Colourful Blizzard card battler Hearthstone is now a week into its new expansion, Scholomance Academy, whose theme appears to be "Harry Potter, but there are orcs as well". As ever, the injection of a bunch of new cards into the game has shaken up the meta, and there's the usual frenzy of analysis going on to determine which classes and archetypes are going to be behind the big win rates this season.
But as ever, I don't have the energy for winning. I just want to to chuck birds at people, and spend hours trying to pull of a conga line of enraged dinosaurs. So I had a chat with James Law of our sister site Metabomb, to talk about where the really fun decks are in the post-Scholomance world, and we identified a few right little treats. If you have a similarly laid-back approach to the game as me, and especially if you've not played in a while and want to know where to dip in to the new expansion, these may be the decks for you:
You can tell from the name that it's going to be good. Ever since Blizz started taking away Priest's potential for horrendous one-turn-kill combo decks (a good move, IMHO), the class has been drifting towards the broad strategy of "putting minions into play that your opponent hates, and using replication and resurrection to ensure they never, ever leave". And the undoubted Idiot King of this strategy is the Bad Luck Albatross: a bird which shits two copies of itself into your opponent's deck when it dies, so their life gradually becomes a dismal mess of useless beaks and feathers. I got really into Albatross Priest last expansion, and while Metabomb's list still needs to be updated for Scholomance, expect to see the cards Gift Of Luminance, Raise Dead and Initiation adding to the "fun".
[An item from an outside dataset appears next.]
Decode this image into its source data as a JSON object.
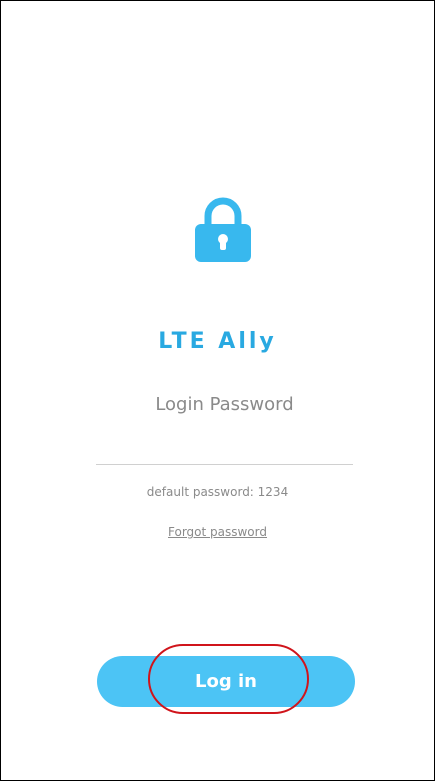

Poor old Shaman. Over the years, this class seems to have been lumbered with several archetypes that never quite worked, and totems are one of the classics. It seems that when it comes to game-beating gimmicks, "magical logs" was just never meant to be... *record scratch noise* until now, that is. Yep, Totem Shaman is a thing again, probably for the first time since Kobolds & Catacombs, and for me, the pick of the new toys on offer has to be Trick Totem, because I can't get enough of randomly cast spells.
Of course, if your idea of fun is just to win again and again and again, you can always go for Aggro Demon Hunter. After the brand-new class entered the game last expansion at a ludicrous level of overpower, Blizzard fired nerf after nerf at it, like a panicking big game hunter trying to slow a charging rhino. Now, it seems, they have given up on trying to slow the beast's terrible inertia, and have just nihilistically frisbeed a burger into its frothing mouth instead. That burger is... well, pretty much every new Demon Hunter card. But if you want a variant on the archetype that's cheap to play, requiring very few fancy cards to achieve its gruesome win rate, Metabomb's list linked in the header has you covered.
You know a card's good when it gets a whole deck named after it, and one of the undisputed smashers in the Scholomance set is Guardian Animals, which chucks two five-cost brutes from your deck at the other side of the board. With some top tier new entries in the Hearthstone bestiary, such as Twilight Runner and Lake Thresher (both of which seem pretty hard to pin to the theme of "school", admittedly) this card can do a lot of good things for you, and only gets more heinous when combined with the outrageous 10-cost spell Survival Of the Fittest.
Spell damage is an old, old Hearthstone concept that seems to be having a new time in the sun with Scholomance, and there are some cracking Shaman and Mage decks that take advantage of it. This one, however, is one of my favourites, and is built around the new legendary Instructor Fireheart. The good instructor (pictured above) is basically a human machine gun, and also has a really satisfying name to sing to the tune of the old Inspector Gadget theme.
If you fancy having a browse of some more decks, but don't want to shell out on new cards, James has put together a whole stew of them designed with low budgets in mind, which you can find here.